Here are 4 reasons that egg donor applicants get disqualified.
1. Health issues
Egg donors need to be in good physical health, with a healthy BMI.
Seeing as being overweight or underweight affects the quality of the eggs, the egg donor’s weight does matter, as does drug and tobacco use, and her general health.
Note that even if your drug use is in the past, you may still be disqualified as a donor.
2. Genetic history
The egg donor's genetic history is extremely important, because naturally, health conditions that are hereditary may be passed on to children. That’s why, if you have any inheritable genetic disorders you may not be able to qualify as an egg donor.
Having reliable transportation, including Uber and public transport, is a must for egg donors. Without it, you won’t be able to make all your appointments.
As an egg donor, you will need to travel to the IVF clinic to undergo the procedures involved in the screening and egg retrieval process, which includes anywhere between 5 to 15 appointments. If the clinic is far from your home, you may even need to travel for a few days at a time.
You will need to commit to the schedule and attend all the appointments and meetings that are part of the process. For that reason, your schedule will need to be flexible, especially during the last two weeks of your cycle that require frequent appointments at the clinic.
Egg donor qualifications
If you want to become an egg donor, you must:

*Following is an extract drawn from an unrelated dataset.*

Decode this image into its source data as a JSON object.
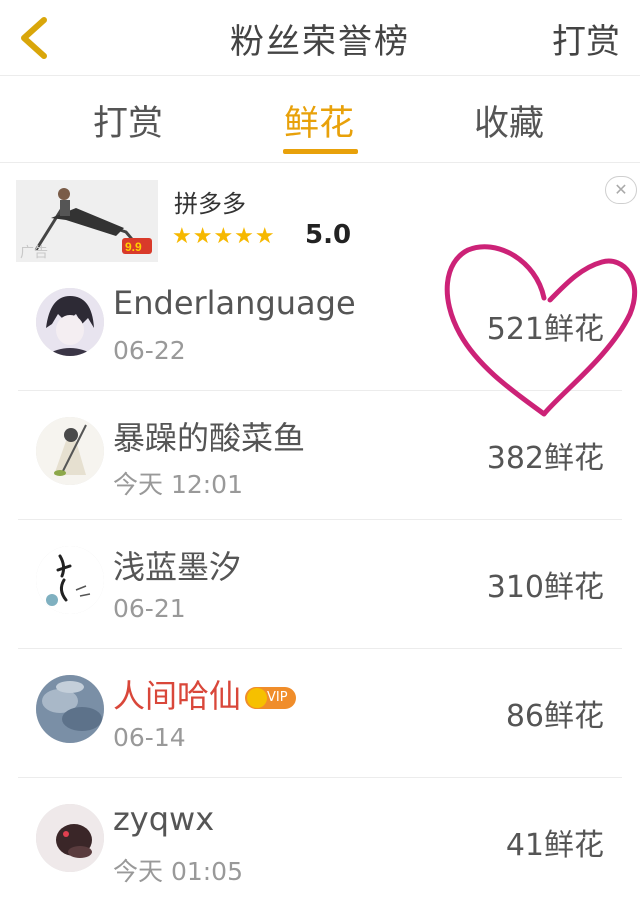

- Be in good physical and mental health.
- Be between the ages of 21 and 32.
- Have a BMI between 19 and 30 (some fertility clinics and agencies will accept donors with a BMI of up to 32).
- Be a non-smoker or nicotine user for the past 12 months.
- Have no history of drug use.
- Have no new piercing or tattoos within 12 months (you may be able to qualify if you can produce proof that the tattoo or piercing parlor thoroughly sterilized all the tools used).
- Have no serious medical conditions or history of genetic diseases, such as diabetes or cancer. Your immediate family (siblings, parents and grandparents) should also be free of genetic diseases, such as epilepsy or hemophilia. This does not include diseases that are age related, such as heart attack or pneumonia.
- Have no mental diseases, such as schizophrenia or bipolar.
- Not take any antidepressant or anti-anxiety medication during your cycle.
- Have no criminal history.
- Have no sexually transmitted diseases.
- Have regular, normal periods.
- Be willing to travel to your tests and check-ups, and have reliable transportation.
- Be willing to take injectable medication.
- Be willing to undergo psychological evaluation and genetic testing.
The screening process
Genetic testing. Typically, the clinic will first review the egg donor applicant’s medical records and then move on to the AMH test and genetic testing. If the genetic testing of the egg and sperm is not identical, the intended parents will need to decide if they want to complete the tests or not.
Medical screening. The donor’s medical records are reviewed by the clinic and she undergoes blood and fertility (AFC - Antral Follicle Counts) tests.
Psychological screening. The egg donor will also undergo a psychological evaluation.
Assuming everything goes well, the egg donor and intended parents will sign the legal agreement and the egg donation process will begin.